- **Activity**
Reproduce the records below in their entirety, exactly as shown.
------------------------
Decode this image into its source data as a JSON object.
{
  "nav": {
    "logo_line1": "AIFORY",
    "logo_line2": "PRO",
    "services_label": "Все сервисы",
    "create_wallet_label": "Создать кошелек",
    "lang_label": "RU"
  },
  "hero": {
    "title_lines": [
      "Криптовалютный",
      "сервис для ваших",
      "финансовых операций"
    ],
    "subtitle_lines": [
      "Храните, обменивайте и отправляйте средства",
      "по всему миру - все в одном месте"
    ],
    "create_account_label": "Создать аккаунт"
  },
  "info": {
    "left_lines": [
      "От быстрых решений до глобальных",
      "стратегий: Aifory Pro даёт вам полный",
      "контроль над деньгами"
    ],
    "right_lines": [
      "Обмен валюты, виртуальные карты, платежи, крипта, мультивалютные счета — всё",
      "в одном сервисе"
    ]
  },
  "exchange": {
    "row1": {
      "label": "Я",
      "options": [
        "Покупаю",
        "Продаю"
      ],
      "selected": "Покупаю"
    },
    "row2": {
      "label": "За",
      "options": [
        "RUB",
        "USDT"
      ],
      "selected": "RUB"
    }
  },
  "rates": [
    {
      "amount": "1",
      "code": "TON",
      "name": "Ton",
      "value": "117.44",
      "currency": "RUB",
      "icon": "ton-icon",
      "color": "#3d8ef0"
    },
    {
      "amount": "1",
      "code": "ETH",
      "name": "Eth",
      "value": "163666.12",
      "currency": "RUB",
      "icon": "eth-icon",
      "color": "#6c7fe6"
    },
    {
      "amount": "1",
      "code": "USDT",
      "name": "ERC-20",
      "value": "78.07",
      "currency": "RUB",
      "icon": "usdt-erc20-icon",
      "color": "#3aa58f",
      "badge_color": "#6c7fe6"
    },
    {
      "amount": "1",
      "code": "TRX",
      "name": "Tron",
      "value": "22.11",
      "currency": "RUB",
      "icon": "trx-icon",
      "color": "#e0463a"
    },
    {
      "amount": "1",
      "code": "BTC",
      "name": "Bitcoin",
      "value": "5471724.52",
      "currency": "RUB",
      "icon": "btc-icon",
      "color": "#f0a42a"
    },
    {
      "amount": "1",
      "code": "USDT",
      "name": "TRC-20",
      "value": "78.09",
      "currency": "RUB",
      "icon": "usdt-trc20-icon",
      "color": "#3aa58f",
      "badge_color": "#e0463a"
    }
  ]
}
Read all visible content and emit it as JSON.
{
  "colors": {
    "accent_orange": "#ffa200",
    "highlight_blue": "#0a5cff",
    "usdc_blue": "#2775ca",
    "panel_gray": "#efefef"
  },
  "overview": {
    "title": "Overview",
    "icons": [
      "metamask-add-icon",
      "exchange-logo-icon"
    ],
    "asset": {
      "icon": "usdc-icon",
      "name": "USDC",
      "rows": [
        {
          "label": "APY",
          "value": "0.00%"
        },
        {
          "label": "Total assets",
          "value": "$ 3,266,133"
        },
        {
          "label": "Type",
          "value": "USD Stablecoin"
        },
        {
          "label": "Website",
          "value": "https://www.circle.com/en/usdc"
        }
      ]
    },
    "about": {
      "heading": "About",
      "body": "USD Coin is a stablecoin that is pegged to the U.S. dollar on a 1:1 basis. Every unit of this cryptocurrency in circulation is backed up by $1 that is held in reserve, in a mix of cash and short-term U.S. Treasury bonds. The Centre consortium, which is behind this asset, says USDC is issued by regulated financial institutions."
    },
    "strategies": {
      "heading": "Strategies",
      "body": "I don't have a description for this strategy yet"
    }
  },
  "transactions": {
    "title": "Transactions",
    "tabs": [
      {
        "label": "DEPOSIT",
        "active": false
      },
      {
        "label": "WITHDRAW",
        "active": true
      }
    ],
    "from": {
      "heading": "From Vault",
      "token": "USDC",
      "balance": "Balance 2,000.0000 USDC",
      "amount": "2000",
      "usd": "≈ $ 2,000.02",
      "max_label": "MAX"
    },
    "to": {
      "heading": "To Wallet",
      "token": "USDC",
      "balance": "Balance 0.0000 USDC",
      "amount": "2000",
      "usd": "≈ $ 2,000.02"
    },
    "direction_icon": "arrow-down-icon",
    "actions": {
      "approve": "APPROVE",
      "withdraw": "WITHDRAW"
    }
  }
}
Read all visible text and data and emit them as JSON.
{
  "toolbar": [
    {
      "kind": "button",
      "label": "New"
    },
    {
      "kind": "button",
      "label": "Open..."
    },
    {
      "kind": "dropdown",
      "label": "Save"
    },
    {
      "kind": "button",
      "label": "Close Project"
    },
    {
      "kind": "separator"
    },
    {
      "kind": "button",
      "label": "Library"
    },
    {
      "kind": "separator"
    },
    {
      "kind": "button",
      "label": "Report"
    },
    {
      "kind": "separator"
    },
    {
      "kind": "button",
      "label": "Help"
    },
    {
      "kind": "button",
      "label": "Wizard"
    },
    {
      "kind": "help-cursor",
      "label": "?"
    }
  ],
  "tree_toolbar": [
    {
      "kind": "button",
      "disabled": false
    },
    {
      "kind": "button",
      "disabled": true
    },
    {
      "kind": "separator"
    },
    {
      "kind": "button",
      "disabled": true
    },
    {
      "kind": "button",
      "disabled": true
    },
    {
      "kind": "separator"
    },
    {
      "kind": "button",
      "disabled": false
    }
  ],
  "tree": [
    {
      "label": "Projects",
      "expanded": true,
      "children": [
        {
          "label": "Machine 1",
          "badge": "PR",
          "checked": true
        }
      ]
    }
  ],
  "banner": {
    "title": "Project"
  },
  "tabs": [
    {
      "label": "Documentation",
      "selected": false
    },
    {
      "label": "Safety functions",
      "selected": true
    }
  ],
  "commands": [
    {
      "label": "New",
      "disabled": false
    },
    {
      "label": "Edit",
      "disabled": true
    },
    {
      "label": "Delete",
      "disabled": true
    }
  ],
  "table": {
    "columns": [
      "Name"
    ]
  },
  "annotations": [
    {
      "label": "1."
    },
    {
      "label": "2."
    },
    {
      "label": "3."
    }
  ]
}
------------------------
- **Solution to this problem**
Decode this image into its source data as a JSON object.
{
  "nav": {
    "logo_line1": "AIFORY",
    "logo_line2": "PRO",
    "services_label": "Все сервисы",
    "create_wallet_label": "Создать кошелек",
    "lang_label": "RU"
  },
  "hero": {
    "title_lines": [
      "Криптовалютный",
      "сервис для ваших",
      "финансовых операций"
    ],
    "subtitle_lines": [
      "Храните, обменивайте и отправляйте средства",
      "по всему миру - все в одном месте"
    ],
    "create_account_label": "Создать аккаунт"
  },
  "info": {
    "left_lines": [
      "От быстрых решений до глобальных",
      "стратегий: Aifory Pro даёт вам полный",
      "контроль над деньгами"
    ],
    "right_lines": [
      "Обмен валюты, виртуальные карты, платежи, крипта, мультивалютные счета — всё",
      "в одном сервисе"
    ]
  },
  "exchange": {
    "row1": {
      "label": "Я",
      "options": [
        "Покупаю",
        "Продаю"
      ],
      "selected": "Покупаю"
    },
    "row2": {
      "label": "За",
      "options": [
        "RUB",
        "USDT"
      ],
      "selected": "RUB"
    }
  },
  "rates": [
    {
      "amount": "1",
      "code": "TON",
      "name": "Ton",
      "value": "117.44",
      "currency": "RUB",
      "icon": "ton-icon",
      "color": "#3d8ef0"
    },
    {
      "amount": "1",
      "code": "ETH",
      "name": "Eth",
      "value": "163666.12",
      "currency": "RUB",
      "icon": "eth-icon",
      "color": "#6c7fe6"
    },
    {
      "amount": "1",
      "code": "USDT",
      "name": "ERC-20",
      "value": "78.07",
      "currency": "RUB",
      "icon": "usdt-erc20-icon",
      "color": "#3aa58f",
      "badge_color": "#6c7fe6"
    },
    {
      "amount": "1",
      "code": "TRX",
      "name": "Tron",
      "value": "22.11",
      "currency": "RUB",
      "icon": "trx-icon",
      "color": "#e0463a"
    },
    {
      "amount": "1",
      "code": "BTC",
      "name": "Bitcoin",
      "value": "5471724.52",
      "currency": "RUB",
      "icon": "btc-icon",
      "color": "#f0a42a"
    },
    {
      "amount": "1",
      "code": "USDT",
      "name": "TRC-20",
      "value": "78.09",
      "currency": "RUB",
      "icon": "usdt-trc20-icon",
      "color": "#3aa58f",
      "badge_color": "#e0463a"
    }
  ]
}
Read all visible content and emit it as JSON.
{
  "colors": {
    "accent_orange": "#ffa200",
    "highlight_blue": "#0a5cff",
    "usdc_blue": "#2775ca",
    "panel_gray": "#efefef"
  },
  "overview": {
    "title": "Overview",
    "icons": [
      "metamask-add-icon",
      "exchange-logo-icon"
    ],
    "asset": {
      "icon": "usdc-icon",
      "name": "USDC",
      "rows": [
        {
          "label": "APY",
          "value": "0.00%"
        },
        {
          "label": "Total assets",
          "value": "$ 3,266,133"
        },
        {
          "label": "Type",
          "value": "USD Stablecoin"
        },
        {
          "label": "Website",
          "value": "https://www.circle.com/en/usdc"
        }
      ]
    },
    "about": {
      "heading": "About",
      "body": "USD Coin is a stablecoin that is pegged to the U.S. dollar on a 1:1 basis. Every unit of this cryptocurrency in circulation is backed up by $1 that is held in reserve, in a mix of cash and short-term U.S. Treasury bonds. The Centre consortium, which is behind this asset, says USDC is issued by regulated financial institutions."
    },
    "strategies": {
      "heading": "Strategies",
      "body": "I don't have a description for this strategy yet"
    }
  },
  "transactions": {
    "title": "Transactions",
    "tabs": [
      {
        "label": "DEPOSIT",
        "active": false
      },
      {
        "label": "WITHDRAW",
        "active": true
      }
    ],
    "from": {
      "heading": "From Vault",
      "token": "USDC",
      "balance": "Balance 2,000.0000 USDC",
      "amount": "2000",
      "usd": "≈ $ 2,000.02",
      "max_label": "MAX"
    },
    "to": {
      "heading": "To Wallet",
      "token": "USDC",
      "balance": "Balance 0.0000 USDC",
      "amount": "2000",
      "usd": "≈ $ 2,000.02"
    },
    "direction_icon": "arrow-down-icon",
    "actions": {
      "approve": "APPROVE",
      "withdraw": "WITHDRAW"
    }
  }
}
Read all visible text and data and emit them as JSON.
{
  "toolbar": [
    {
      "kind": "button",
      "label": "New"
    },
    {
      "kind": "button",
      "label": "Open..."
    },
    {
      "kind": "dropdown",
      "label": "Save"
    },
    {
      "kind": "button",
      "label": "Close Project"
    },
    {
      "kind": "separator"
    },
    {
      "kind": "button",
      "label": "Library"
    },
    {
      "kind": "separator"
    },
    {
      "kind": "button",
      "label": "Report"
    },
    {
      "kind": "separator"
    },
    {
      "kind": "button",
      "label": "Help"
    },
    {
      "kind": "button",
      "label": "Wizard"
    },
    {
      "kind": "help-cursor",
      "label": "?"
    }
  ],
  "tree_toolbar": [
    {
      "kind": "button",
      "disabled": false
    },
    {
      "kind": "button",
      "disabled": true
    },
    {
      "kind": "separator"
    },
    {
      "kind": "button",
      "disabled": true
    },
    {
      "kind": "button",
      "disabled": true
    },
    {
      "kind": "separator"
    },
    {
      "kind": "button",
      "disabled": false
    }
  ],
  "tree": [
    {
      "label": "Projects",
      "expanded": true,
      "children": [
        {
          "label": "Machine 1",
          "badge": "PR",
          "checked": true
        }
      ]
    }
  ],
  "banner": {
    "title": "Project"
  },
  "tabs": [
    {
      "label": "Documentation",
      "selected": false
    },
    {
      "label": "Safety functions",
      "selected": true
    }
  ],
  "commands": [
    {
      "label": "New",
      "disabled": false
    },
    {
      "label": "Edit",
      "disabled": true
    },
    {
      "label": "Delete",
      "disabled": true
    }
  ],
  "table": {
    "columns": [
      "Name"
    ]
  },
  "annotations": [
    {
      "label": "1."
    },
    {
      "label": "2."
    },
    {
      "label": "3."
    }
  ]
}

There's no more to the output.